Labour with Roger Douglas calling the shots started it all, National through the nineties further entrenched the misery, Life softened a bit under Helen Clark’s leadership BUT as this article suggests – those structural changes may well have been plastered over, swept under the carpet, and now the poison has reared its ugly head for all to see.
So I argue that Labour needs to go back to its grassroots as a true working (wage earner) class party and start from there. Why is this important to the Green Party? Because if the Green Party need to align ourselves to a strong left party in order to become part of government, then we need a much stronger Labour Party.
OR – we now position ourselves to become that STRONG PARTY OF THE LEFT OURSELVES. Which is very much what our main policies of the last election are leaning towards.

Last Summer's Garden Pics

So I came onto this site just yesterday for the first time in ages and posted yesterdays post which was actually on another site - a Kiwi site in fact - but then Doug told me non-kiwis couldn't register on that Kiwi site - hence the repeat of the post here (draws breath). Anyhow I realised how long it was since I had posted here when I found this draft sitting on my post list since December, 2013. Posting it now because I think its pretty, this is my back garden that I am leaving to go to Christchurch. Looking at pictures like this I am not sure how I am going to do it but I must because I have signed a "conditional" offer on this house. I especially like this first picture of this lovely flax bush which I rescued from a neighbours house, she had had her dad pull it out. Love the colour of these flax flowers.

Variegated phornium (NZ Flax) (Harakeke). The bees love these flowers as do the native birds!

Already this apple tree is laden with apples despite the wild northwest winds we have been enduring. Tree is three years old and this will be the first time I will get to taste its apples (touch wood).

Strawberry plants (fruit just beginning to turn red), sage, spuds, chives, silver beet, calendula. And my garden seat.

Thursday, 25 September 2014

Comforting Lies

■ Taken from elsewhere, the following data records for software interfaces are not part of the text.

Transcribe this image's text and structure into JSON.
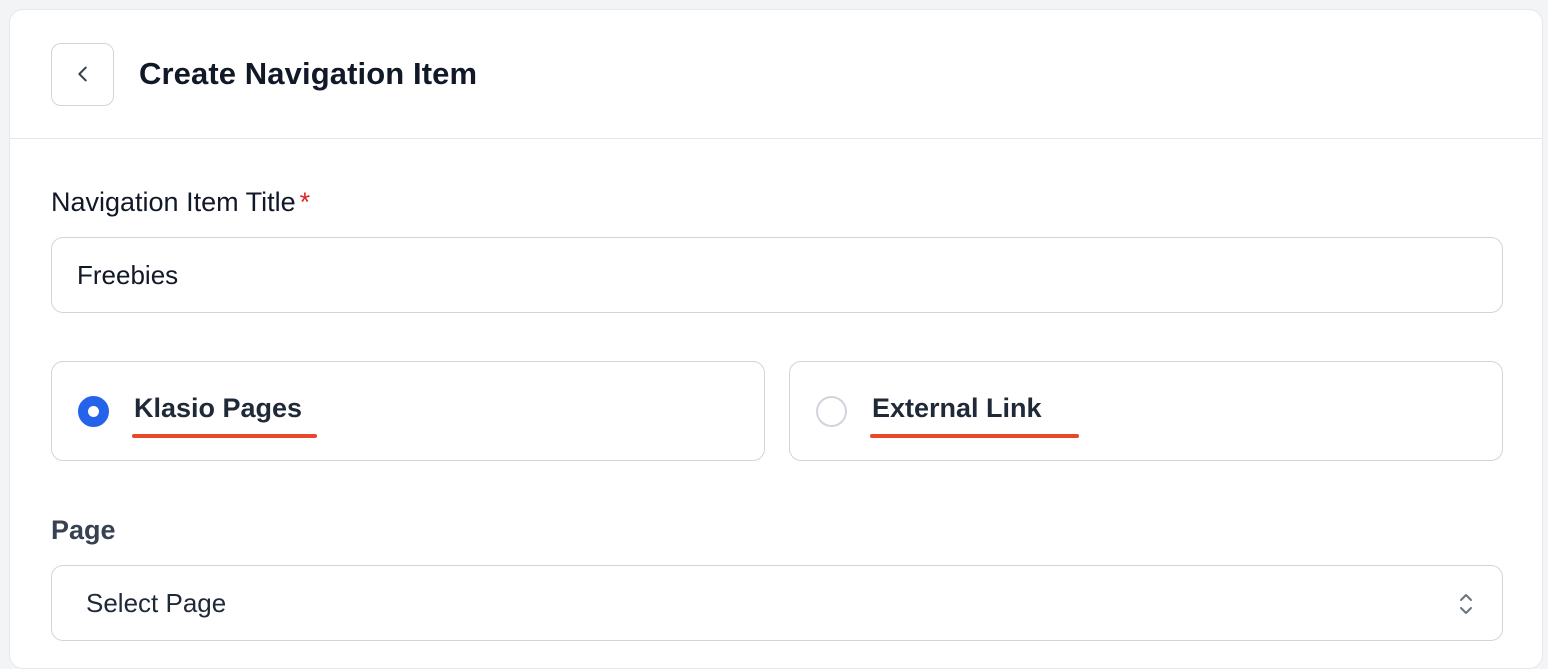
{
  "header": {
    "title": "Create Navigation Item",
    "back_icon": "chevron-left-icon"
  },
  "form": {
    "title_field": {
      "label": "Navigation Item Title",
      "required_marker": "*",
      "value": "Freebies"
    },
    "link_type": {
      "options": [
        {
          "label": "Klasio Pages",
          "checked": true
        },
        {
          "label": "External Link",
          "checked": false
        }
      ]
    },
    "page_field": {
      "label": "Page",
      "selected": "Select Page",
      "icon": "chevron-up-down-icon"
    }
  },
  "colors": {
    "accent": "#2563eb",
    "required": "#dc2626",
    "annotation_underline": "#e8472a",
    "border": "#d1d5db"
  }
}
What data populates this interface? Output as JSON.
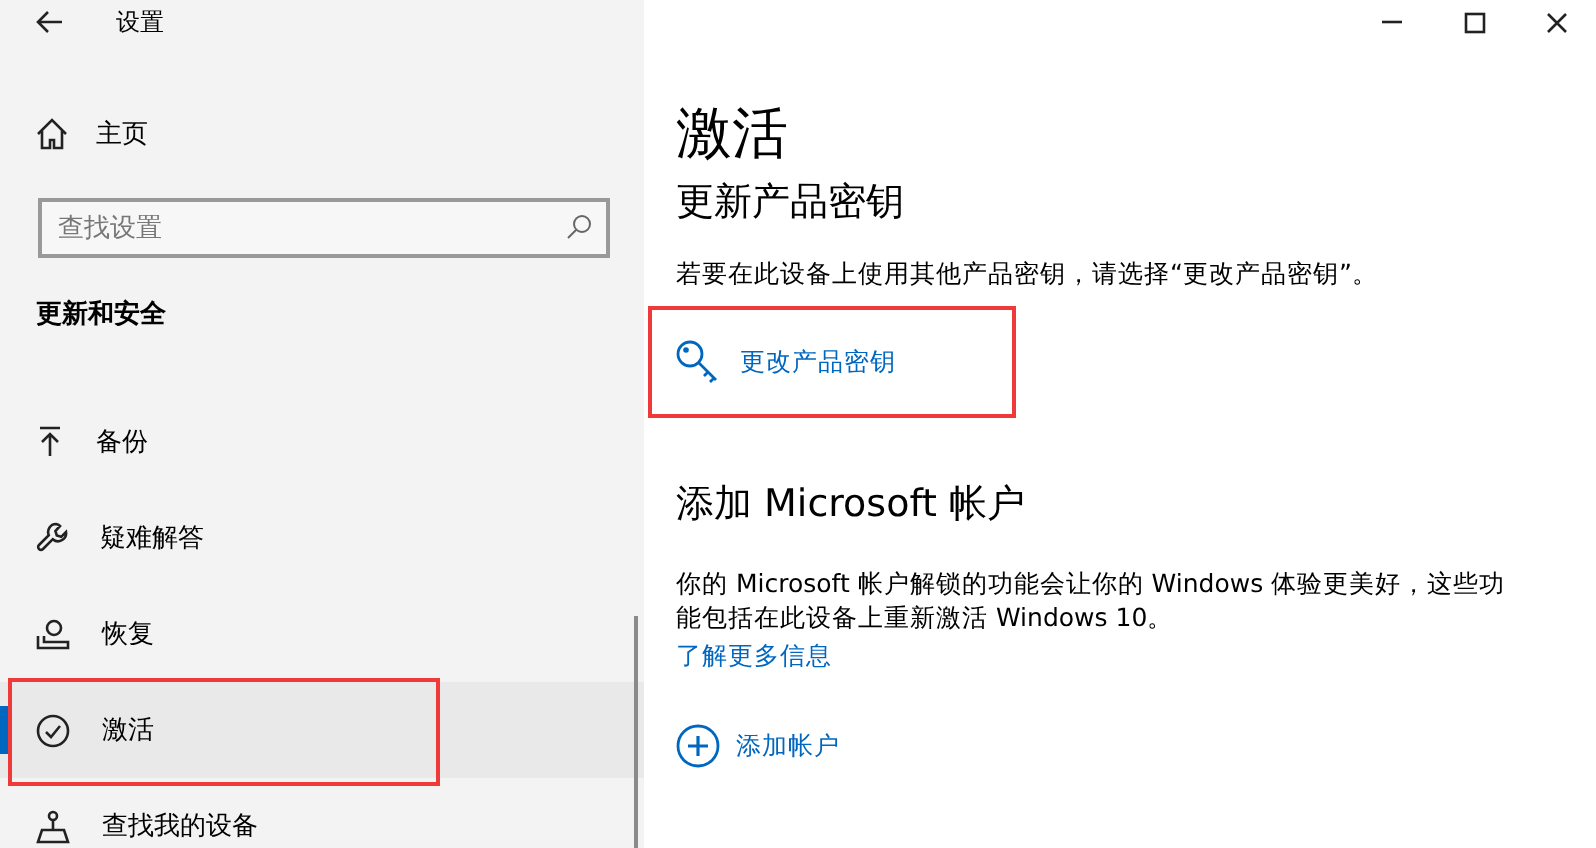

It was the morning after. I was in shock. Like so many others I think.
So many of us, we were hoping for so much, hoping for a change of government with the parties on the left having the ability to work together for better government – for the chance to clean up the rivers of Āotearoa – for the opportunity to rebuild a fairer society here, where our children do not go hungry in our resource-rich land – and to focus on developing a cleaner, greener, and smarter economy.
Yeah, ok, I get that I sound a bit like a Green Party Leaflet. And yes, I often write long sentences.  If you are going to read my posts here, it is something to get used to.
So here we are, five days after Election Day and still I am struggling with how come so many other people voted for a corrupted right-wing government with a leader who has already been shown up as a liar. This is not the Aotearoa I thought I knew. This is not the Aotearoa I grew up with.
Thus I am blogging again – to communicate my horror – to explore this new reality.